- [Try it] A complete and exact copy of the entries below is the expected result.
-------
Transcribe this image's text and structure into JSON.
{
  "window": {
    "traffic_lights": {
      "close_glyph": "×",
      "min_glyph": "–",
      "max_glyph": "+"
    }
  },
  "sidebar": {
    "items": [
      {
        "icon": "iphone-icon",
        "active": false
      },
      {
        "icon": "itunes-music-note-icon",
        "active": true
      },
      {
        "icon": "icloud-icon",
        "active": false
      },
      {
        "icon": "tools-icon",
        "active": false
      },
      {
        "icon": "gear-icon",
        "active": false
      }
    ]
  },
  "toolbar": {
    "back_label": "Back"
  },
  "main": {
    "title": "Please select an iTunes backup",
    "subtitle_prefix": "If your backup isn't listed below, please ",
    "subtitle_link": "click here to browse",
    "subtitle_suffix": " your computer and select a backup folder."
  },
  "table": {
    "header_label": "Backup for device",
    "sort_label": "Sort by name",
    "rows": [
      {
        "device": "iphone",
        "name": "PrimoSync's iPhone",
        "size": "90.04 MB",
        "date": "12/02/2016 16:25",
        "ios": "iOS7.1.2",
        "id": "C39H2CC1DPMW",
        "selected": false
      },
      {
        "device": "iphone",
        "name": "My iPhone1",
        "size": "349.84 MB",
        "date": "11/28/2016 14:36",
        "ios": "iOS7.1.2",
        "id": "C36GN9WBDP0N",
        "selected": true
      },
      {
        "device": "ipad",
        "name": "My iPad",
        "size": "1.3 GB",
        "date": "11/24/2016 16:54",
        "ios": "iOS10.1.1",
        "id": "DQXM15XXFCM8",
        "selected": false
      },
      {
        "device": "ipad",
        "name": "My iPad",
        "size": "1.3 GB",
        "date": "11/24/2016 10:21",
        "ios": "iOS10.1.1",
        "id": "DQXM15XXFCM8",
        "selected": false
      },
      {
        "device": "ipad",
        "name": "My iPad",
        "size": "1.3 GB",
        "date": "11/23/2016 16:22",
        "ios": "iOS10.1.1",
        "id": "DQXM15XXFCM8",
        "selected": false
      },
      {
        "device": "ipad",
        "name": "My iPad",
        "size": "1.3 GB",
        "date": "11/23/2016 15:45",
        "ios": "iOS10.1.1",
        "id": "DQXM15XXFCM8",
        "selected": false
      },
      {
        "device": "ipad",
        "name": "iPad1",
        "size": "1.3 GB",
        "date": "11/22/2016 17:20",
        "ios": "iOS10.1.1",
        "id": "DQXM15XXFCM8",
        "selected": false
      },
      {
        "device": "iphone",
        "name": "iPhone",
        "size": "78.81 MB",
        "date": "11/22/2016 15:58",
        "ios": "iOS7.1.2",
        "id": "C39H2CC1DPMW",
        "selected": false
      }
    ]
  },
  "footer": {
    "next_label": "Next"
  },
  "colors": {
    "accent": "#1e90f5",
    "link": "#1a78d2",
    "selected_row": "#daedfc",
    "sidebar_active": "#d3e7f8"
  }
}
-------
- [Expected output]
Transcribe this image's text and structure into JSON.
{
  "window": {
    "traffic_lights": {
      "close_glyph": "×",
      "min_glyph": "–",
      "max_glyph": "+"
    }
  },
  "sidebar": {
    "items": [
      {
        "icon": "iphone-icon",
        "active": false
      },
      {
        "icon": "itunes-music-note-icon",
        "active": true
      },
      {
        "icon": "icloud-icon",
        "active": false
      },
      {
        "icon": "tools-icon",
        "active": false
      },
      {
        "icon": "gear-icon",
        "active": false
      }
    ]
  },
  "toolbar": {
    "back_label": "Back"
  },
  "main": {
    "title": "Please select an iTunes backup",
    "subtitle_prefix": "If your backup isn't listed below, please ",
    "subtitle_link": "click here to browse",
    "subtitle_suffix": " your computer and select a backup folder."
  },
  "table": {
    "header_label": "Backup for device",
    "sort_label": "Sort by name",
    "rows": [
      {
        "device": "iphone",
        "name": "PrimoSync's iPhone",
        "size": "90.04 MB",
        "date": "12/02/2016 16:25",
        "ios": "iOS7.1.2",
        "id": "C39H2CC1DPMW",
        "selected": false
      },
      {
        "device": "iphone",
        "name": "My iPhone1",
        "size": "349.84 MB",
        "date": "11/28/2016 14:36",
        "ios": "iOS7.1.2",
        "id": "C36GN9WBDP0N",
        "selected": true
      },
      {
        "device": "ipad",
        "name": "My iPad",
        "size": "1.3 GB",
        "date": "11/24/2016 16:54",
        "ios": "iOS10.1.1",
        "id": "DQXM15XXFCM8",
        "selected": false
      },
      {
        "device": "ipad",
        "name": "My iPad",
        "size": "1.3 GB",
        "date": "11/24/2016 10:21",
        "ios": "iOS10.1.1",
        "id": "DQXM15XXFCM8",
        "selected": false
      },
      {
        "device": "ipad",
        "name": "My iPad",
        "size": "1.3 GB",
        "date": "11/23/2016 16:22",
        "ios": "iOS10.1.1",
        "id": "DQXM15XXFCM8",
        "selected": false
      },
      {
        "device": "ipad",
        "name": "My iPad",
        "size": "1.3 GB",
        "date": "11/23/2016 15:45",
        "ios": "iOS10.1.1",
        "id": "DQXM15XXFCM8",
        "selected": false
      },
      {
        "device": "ipad",
        "name": "iPad1",
        "size": "1.3 GB",
        "date": "11/22/2016 17:20",
        "ios": "iOS10.1.1",
        "id": "DQXM15XXFCM8",
        "selected": false
      },
      {
        "device": "iphone",
        "name": "iPhone",
        "size": "78.81 MB",
        "date": "11/22/2016 15:58",
        "ios": "iOS7.1.2",
        "id": "C39H2CC1DPMW",
        "selected": false
      }
    ]
  },
  "footer": {
    "next_label": "Next"
  },
  "colors": {
    "accent": "#1e90f5",
    "link": "#1a78d2",
    "selected_row": "#daedfc",
    "sidebar_active": "#d3e7f8"
  }
}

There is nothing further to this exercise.